» Assigned task: Without any pictures, restate the full set of records below exactly.

» Dataset extract:

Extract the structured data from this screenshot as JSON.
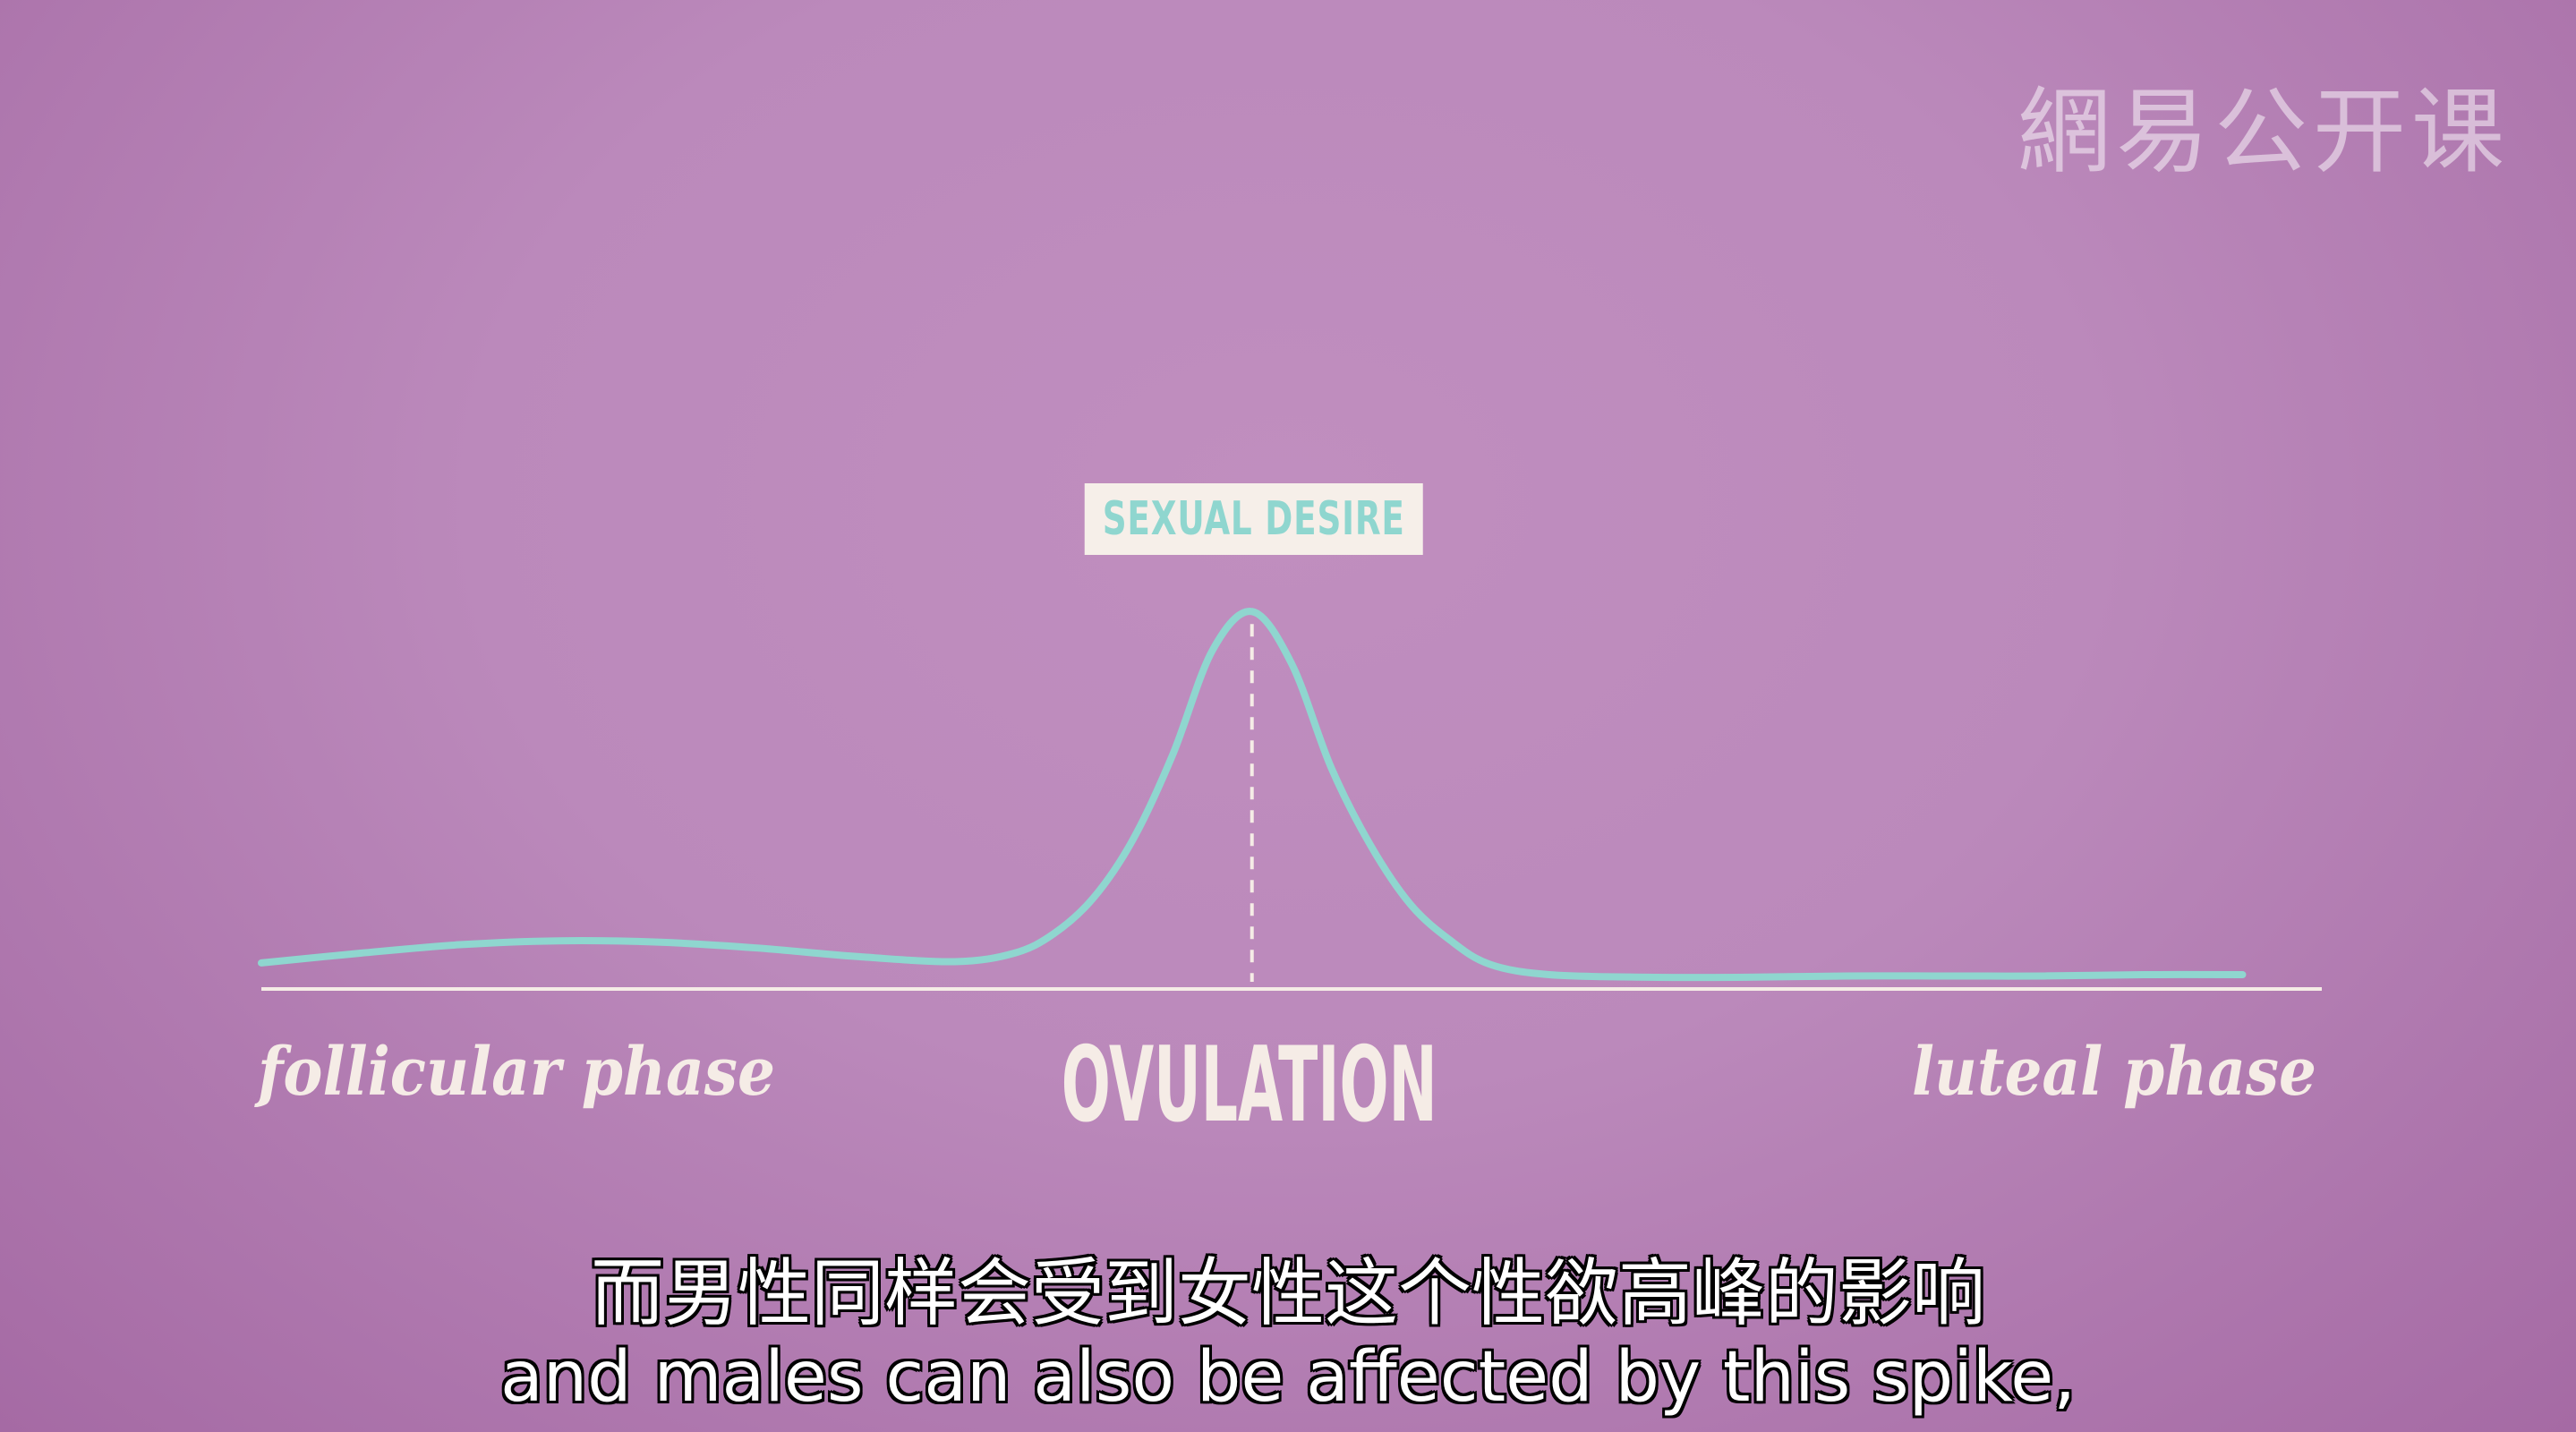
{
  "watermark": "網易公开课",
  "subtitles": {
    "chinese": "而男性同样会受到女性这个性欲高峰的影响",
    "english": "and males can also be affected by this spike,"
  },
  "colors": {
    "curve": "#8fd6cf",
    "axis": "#f5ece6",
    "label": "#f5ece6",
    "badge_bg": "#f6efe9",
    "badge_text": "#8fd6cf"
  },
  "chart_data": {
    "type": "line",
    "title": "",
    "series": [
      {
        "name": "SEXUAL DESIRE",
        "x": [
          0,
          5,
          10,
          15,
          20,
          25,
          30,
          35,
          38,
          40,
          42,
          44,
          46,
          48,
          50,
          52,
          54,
          56,
          58,
          60,
          62,
          65,
          70,
          75,
          80,
          85,
          90,
          95,
          100
        ],
        "y": [
          4,
          5.5,
          6.8,
          7.4,
          7.2,
          6.3,
          5,
          4.2,
          5.5,
          8.5,
          14,
          23,
          36,
          52,
          58,
          50,
          34,
          22,
          13,
          7.5,
          3.8,
          2.2,
          1.8,
          1.8,
          2,
          2,
          2,
          2.2,
          2.2
        ]
      }
    ],
    "peak": {
      "x": 50,
      "label": "SEXUAL DESIRE"
    },
    "x_labels": [
      {
        "text": "follicular phase",
        "position": "left"
      },
      {
        "text": "OVULATION",
        "position": "center"
      },
      {
        "text": "luteal phase",
        "position": "right"
      }
    ],
    "xlim": [
      0,
      104
    ],
    "ylim": [
      0,
      70
    ],
    "grid": false,
    "legend": "none"
  }
}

» Exercise response:
Extract the structured data from this screenshot as JSON.
{
  "watermark": "網易公开课",
  "subtitles": {
    "chinese": "而男性同样会受到女性这个性欲高峰的影响",
    "english": "and males can also be affected by this spike,"
  },
  "colors": {
    "curve": "#8fd6cf",
    "axis": "#f5ece6",
    "label": "#f5ece6",
    "badge_bg": "#f6efe9",
    "badge_text": "#8fd6cf"
  },
  "chart_data": {
    "type": "line",
    "title": "",
    "series": [
      {
        "name": "SEXUAL DESIRE",
        "x": [
          0,
          5,
          10,
          15,
          20,
          25,
          30,
          35,
          38,
          40,
          42,
          44,
          46,
          48,
          50,
          52,
          54,
          56,
          58,
          60,
          62,
          65,
          70,
          75,
          80,
          85,
          90,
          95,
          100
        ],
        "y": [
          4,
          5.5,
          6.8,
          7.4,
          7.2,
          6.3,
          5,
          4.2,
          5.5,
          8.5,
          14,
          23,
          36,
          52,
          58,
          50,
          34,
          22,
          13,
          7.5,
          3.8,
          2.2,
          1.8,
          1.8,
          2,
          2,
          2,
          2.2,
          2.2
        ]
      }
    ],
    "peak": {
      "x": 50,
      "label": "SEXUAL DESIRE"
    },
    "x_labels": [
      {
        "text": "follicular phase",
        "position": "left"
      },
      {
        "text": "OVULATION",
        "position": "center"
      },
      {
        "text": "luteal phase",
        "position": "right"
      }
    ],
    "xlim": [
      0,
      104
    ],
    "ylim": [
      0,
      70
    ],
    "grid": false,
    "legend": "none"
  }
}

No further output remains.